Symptoms of allergies could be hard to identify as an allergy, it is not necessary a skin rush or an asthma or itchy lips. Immune system may be attacking whatever in ones body while leaving skin alone. Wheat gives me more water retention than other carbs and I get mysterious pain in hand and wrist joints. My son got on a gluten-free diet and it improved his eczema, and also eliminated an embarrassing problem - after his bowel movements it was impossible to enter a toilet for a while. He didn't realize the extent of his problem until he went to live in a dorm and noticed how much different and stronger the smell he produced was. It is not a health problem, but it is better not to be an inconvenience for others.
The thing I find appealing about avoiding wheat (or not) is that it seems relatively easy to try out for yourself. Those who report improvements seem to notice them within a few days and there is already a thriving community of coeliac and IBS suffers with readily available advice on how to avoid all the hidden sources of wheat. If you feel confident that avoiding wheat *is* working for you, it also seems easy to double-check by trying a small amount and watching for a rapid return of the previous signs/symptoms. Sure it's anecdotal... sure it's n=1 but in any case it beats the heck out of blindly putting your faith in the words of the shrieking harpy Evil-Lyn-Sane!
Count me in as one who immediately notices a reaction from wheat. Migraines, sinus congestion,digestive issues, mood disorders, and the munchies. I stay far away from that grain, and all others too. Low carb higher fat is where it's at!

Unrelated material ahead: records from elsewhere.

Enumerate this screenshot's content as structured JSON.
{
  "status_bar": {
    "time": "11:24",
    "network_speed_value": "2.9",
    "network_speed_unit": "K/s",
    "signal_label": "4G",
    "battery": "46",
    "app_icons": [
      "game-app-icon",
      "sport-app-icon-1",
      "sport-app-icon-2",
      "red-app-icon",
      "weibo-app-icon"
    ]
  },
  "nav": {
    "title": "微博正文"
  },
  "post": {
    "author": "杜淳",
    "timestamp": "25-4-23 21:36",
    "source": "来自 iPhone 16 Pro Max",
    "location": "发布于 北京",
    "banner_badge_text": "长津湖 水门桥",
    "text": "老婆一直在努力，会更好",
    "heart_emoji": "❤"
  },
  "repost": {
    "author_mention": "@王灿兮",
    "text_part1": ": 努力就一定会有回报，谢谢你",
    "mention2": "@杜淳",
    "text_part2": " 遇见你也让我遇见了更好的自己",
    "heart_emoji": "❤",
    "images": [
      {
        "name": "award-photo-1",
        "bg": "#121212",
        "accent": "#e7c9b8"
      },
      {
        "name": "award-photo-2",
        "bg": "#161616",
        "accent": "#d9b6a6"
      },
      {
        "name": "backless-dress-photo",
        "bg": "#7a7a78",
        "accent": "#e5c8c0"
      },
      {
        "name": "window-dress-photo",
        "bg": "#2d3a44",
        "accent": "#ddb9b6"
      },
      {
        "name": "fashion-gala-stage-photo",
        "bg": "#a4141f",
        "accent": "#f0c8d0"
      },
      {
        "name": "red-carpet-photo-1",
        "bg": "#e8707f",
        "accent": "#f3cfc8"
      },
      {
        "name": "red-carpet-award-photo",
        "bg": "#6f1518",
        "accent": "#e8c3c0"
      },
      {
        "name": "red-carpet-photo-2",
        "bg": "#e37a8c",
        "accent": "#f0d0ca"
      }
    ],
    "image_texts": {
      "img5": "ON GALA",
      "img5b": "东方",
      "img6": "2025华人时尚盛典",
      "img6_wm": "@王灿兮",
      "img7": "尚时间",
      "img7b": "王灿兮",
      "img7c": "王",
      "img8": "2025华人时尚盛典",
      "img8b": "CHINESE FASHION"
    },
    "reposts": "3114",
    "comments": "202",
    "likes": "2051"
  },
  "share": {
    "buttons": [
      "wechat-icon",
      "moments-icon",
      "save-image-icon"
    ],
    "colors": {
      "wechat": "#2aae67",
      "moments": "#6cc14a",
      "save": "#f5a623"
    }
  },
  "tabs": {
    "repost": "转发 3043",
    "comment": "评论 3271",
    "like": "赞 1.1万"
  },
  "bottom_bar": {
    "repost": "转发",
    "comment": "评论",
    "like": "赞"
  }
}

Good link denise - it led me to Orexin "don't call me hypocretin". http://en.wikipedia.org/wiki/Orexin Orexin seems to promote wakefulness. Recent studies indicate that a major role of the orexin system is to integrate metabolic, circadian and sleep debt influences to determine whether an animal should be asleep or awake and active. Orexin neurons strongly excite various brain nuclei with important roles in wakefulness including the dopamine, norepinephrine, histamine and acetylcholine systems and appear to play an important role in stabilizing wakefulness and sleep. Orexin increases the craving for food, and correlates with the function of the substances that promote its production. Orexin-A (OXA) has been recently demonstrated to have direct effect on a part of the lipid metabolism. OXA stimulates glucose uptake in 3T3-L1 adipocytes and that increased energy uptake is stored as lipids (triacylglycerol). OXA thus increases lipogenesis. It also inhibits lipolysis and stimulates the secretion of adiponectin. http://www.cabdirect.org/abstracts/20103015907.html;jsessionid=EE3395C3AD9676C71C3024A92C1B81D0 Gluten and Orexin